▸ REQUIREMENT: Every line below containing the word "views" should be found and copied.

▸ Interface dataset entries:
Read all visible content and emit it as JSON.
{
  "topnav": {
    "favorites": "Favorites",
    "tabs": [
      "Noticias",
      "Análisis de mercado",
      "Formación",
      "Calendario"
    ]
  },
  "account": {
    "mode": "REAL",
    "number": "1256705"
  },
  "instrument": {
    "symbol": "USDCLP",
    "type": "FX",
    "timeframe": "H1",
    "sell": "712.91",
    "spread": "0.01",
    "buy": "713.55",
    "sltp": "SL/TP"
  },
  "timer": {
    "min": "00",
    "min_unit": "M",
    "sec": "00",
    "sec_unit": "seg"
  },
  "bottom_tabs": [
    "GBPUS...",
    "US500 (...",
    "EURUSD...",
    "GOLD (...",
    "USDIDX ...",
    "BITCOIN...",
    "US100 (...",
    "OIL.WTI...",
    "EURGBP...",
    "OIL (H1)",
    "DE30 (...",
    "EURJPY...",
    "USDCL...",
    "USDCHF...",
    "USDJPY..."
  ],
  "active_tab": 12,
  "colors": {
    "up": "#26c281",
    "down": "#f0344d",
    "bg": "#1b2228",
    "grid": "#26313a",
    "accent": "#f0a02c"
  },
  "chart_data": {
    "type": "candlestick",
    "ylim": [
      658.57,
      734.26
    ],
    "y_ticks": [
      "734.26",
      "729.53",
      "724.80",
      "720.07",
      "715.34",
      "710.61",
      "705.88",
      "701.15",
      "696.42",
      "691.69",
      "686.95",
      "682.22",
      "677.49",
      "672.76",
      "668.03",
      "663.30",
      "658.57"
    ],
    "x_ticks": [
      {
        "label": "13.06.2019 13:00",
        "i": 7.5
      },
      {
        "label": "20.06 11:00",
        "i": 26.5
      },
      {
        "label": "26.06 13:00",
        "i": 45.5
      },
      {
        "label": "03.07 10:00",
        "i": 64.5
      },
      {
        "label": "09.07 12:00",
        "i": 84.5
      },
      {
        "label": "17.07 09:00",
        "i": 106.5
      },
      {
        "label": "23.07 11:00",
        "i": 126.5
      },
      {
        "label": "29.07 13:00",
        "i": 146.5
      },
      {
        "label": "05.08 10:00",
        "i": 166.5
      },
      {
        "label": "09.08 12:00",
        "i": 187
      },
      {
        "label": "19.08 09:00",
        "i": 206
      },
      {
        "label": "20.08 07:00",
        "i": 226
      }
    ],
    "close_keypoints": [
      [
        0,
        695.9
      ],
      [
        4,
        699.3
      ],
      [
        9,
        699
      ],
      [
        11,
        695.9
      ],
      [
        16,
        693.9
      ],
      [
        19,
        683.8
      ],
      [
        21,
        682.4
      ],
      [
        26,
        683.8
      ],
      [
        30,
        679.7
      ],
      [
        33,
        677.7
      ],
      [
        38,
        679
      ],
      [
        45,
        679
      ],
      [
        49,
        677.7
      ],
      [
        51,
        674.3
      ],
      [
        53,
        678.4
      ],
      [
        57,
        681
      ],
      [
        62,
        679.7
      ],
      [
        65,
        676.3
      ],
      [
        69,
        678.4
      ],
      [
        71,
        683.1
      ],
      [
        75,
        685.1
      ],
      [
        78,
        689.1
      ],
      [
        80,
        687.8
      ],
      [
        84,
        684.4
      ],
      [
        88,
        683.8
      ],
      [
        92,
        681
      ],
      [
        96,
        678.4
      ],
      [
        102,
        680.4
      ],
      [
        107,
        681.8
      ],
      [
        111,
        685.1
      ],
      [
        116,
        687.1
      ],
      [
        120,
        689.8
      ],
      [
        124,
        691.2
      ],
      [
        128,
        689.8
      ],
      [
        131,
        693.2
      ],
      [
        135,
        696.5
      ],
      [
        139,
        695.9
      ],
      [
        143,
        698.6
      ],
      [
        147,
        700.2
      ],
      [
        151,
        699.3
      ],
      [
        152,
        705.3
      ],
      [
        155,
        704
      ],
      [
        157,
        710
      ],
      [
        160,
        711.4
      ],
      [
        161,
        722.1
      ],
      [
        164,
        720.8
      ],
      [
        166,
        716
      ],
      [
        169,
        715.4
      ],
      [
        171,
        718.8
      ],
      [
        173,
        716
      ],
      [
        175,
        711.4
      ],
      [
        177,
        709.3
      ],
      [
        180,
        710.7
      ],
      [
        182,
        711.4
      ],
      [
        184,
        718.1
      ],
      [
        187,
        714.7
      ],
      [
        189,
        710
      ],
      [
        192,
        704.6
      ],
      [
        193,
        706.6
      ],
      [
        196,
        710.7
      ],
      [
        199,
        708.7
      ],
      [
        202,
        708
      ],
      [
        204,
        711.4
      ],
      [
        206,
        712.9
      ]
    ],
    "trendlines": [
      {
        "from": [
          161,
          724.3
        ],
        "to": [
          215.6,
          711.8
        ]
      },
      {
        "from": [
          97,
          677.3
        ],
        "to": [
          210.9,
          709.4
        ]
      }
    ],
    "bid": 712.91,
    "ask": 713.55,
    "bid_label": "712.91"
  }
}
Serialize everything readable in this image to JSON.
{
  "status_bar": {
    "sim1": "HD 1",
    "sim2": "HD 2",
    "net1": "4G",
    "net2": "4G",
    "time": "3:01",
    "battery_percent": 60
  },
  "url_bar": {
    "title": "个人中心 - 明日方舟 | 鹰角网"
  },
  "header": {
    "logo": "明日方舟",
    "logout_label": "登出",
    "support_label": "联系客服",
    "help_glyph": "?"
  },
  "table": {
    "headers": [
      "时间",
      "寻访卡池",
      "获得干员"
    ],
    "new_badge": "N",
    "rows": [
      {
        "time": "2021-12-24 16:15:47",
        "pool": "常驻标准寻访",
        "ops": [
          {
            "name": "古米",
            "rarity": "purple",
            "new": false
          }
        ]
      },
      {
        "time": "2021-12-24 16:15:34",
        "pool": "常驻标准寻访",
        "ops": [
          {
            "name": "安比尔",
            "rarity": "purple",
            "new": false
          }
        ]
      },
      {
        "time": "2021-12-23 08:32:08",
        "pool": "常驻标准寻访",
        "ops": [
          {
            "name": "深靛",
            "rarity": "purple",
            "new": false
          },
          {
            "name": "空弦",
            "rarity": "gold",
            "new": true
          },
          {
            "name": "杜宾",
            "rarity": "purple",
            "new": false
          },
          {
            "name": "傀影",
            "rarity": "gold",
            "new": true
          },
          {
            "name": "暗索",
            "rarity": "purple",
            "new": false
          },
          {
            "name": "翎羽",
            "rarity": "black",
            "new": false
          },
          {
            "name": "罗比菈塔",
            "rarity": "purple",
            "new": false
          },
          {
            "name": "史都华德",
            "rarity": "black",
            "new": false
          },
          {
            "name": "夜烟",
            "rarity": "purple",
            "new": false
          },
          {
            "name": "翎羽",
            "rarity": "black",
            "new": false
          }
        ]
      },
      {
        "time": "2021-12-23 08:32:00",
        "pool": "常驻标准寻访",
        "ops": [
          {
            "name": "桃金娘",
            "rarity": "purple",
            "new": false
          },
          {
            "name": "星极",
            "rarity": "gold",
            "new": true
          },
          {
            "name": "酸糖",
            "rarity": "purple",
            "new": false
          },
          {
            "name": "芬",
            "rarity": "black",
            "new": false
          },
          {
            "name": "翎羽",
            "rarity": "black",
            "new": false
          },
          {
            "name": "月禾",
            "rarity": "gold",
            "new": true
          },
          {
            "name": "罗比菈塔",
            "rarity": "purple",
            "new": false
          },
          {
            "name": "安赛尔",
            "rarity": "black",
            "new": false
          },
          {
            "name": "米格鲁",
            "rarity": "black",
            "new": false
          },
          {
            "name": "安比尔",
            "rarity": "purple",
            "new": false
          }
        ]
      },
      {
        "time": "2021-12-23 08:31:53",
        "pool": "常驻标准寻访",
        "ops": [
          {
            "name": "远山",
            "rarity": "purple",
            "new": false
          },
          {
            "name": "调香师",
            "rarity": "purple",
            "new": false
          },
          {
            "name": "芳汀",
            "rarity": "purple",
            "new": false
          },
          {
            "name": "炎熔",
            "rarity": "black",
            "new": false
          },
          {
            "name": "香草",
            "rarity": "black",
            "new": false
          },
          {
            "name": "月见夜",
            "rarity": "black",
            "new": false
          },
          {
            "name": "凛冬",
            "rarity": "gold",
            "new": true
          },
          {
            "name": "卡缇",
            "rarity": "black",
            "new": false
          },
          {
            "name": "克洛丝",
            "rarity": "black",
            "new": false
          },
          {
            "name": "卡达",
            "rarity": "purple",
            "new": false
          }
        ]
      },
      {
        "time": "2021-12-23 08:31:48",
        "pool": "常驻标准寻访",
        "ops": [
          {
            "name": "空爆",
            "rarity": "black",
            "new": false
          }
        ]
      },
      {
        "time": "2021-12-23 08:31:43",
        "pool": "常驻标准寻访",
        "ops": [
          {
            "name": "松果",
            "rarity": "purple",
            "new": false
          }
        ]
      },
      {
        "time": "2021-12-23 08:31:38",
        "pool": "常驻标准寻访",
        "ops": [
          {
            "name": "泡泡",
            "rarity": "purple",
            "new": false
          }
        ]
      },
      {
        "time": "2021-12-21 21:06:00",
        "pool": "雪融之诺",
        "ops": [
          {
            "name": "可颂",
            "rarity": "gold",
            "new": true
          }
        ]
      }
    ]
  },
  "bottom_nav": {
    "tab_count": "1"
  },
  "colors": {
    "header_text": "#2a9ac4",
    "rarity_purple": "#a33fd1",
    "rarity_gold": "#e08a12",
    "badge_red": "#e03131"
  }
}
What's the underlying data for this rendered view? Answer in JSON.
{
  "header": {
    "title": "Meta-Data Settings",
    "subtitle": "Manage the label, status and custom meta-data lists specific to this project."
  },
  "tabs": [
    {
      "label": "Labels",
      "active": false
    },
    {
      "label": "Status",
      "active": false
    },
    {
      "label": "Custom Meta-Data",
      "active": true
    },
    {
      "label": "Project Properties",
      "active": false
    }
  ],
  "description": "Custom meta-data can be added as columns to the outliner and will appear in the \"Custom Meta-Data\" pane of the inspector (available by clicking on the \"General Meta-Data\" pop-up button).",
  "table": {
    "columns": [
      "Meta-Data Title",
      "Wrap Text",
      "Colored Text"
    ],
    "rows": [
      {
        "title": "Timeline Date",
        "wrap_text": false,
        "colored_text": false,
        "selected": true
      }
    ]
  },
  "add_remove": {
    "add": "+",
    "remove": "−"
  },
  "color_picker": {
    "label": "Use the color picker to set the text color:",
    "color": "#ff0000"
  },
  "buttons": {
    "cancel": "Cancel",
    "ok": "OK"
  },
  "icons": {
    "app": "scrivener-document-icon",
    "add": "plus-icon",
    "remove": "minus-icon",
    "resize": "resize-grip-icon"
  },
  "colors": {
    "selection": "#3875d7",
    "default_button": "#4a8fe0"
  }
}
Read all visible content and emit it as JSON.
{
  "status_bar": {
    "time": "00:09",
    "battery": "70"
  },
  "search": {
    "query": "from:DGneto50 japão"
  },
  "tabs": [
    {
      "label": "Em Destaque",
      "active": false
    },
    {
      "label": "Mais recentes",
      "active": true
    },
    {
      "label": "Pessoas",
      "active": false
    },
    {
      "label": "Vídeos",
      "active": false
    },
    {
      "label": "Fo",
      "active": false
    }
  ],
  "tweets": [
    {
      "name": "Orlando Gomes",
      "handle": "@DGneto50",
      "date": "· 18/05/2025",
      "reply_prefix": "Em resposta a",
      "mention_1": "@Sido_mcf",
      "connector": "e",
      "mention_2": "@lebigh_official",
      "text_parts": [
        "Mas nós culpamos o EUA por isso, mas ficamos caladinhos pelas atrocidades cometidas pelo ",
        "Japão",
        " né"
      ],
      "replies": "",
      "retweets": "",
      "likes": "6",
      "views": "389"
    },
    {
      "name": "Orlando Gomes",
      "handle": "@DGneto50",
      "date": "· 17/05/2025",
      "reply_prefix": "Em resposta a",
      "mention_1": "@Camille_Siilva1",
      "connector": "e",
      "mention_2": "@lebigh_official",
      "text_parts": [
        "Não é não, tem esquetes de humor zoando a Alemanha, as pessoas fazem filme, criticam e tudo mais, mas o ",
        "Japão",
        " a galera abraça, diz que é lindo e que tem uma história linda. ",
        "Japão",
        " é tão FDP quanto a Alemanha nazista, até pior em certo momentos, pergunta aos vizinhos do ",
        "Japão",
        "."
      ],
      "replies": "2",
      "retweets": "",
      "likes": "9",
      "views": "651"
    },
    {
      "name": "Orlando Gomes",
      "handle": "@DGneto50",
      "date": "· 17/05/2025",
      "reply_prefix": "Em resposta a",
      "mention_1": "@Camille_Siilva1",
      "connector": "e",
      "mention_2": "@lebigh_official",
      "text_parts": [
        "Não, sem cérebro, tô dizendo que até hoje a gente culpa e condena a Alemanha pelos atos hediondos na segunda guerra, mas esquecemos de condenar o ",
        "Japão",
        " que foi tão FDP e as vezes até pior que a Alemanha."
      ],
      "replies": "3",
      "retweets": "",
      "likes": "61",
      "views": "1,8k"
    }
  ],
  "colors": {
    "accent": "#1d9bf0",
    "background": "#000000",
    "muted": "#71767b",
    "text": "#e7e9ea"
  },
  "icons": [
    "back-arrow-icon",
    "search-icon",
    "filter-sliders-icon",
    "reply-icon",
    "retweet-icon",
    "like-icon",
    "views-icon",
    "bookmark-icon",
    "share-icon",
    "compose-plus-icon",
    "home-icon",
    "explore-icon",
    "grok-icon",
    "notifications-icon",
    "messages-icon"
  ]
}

▸ RESULT:
      "views": "389"
      "views": "651"
      "views": "1,8k"
    "views-icon",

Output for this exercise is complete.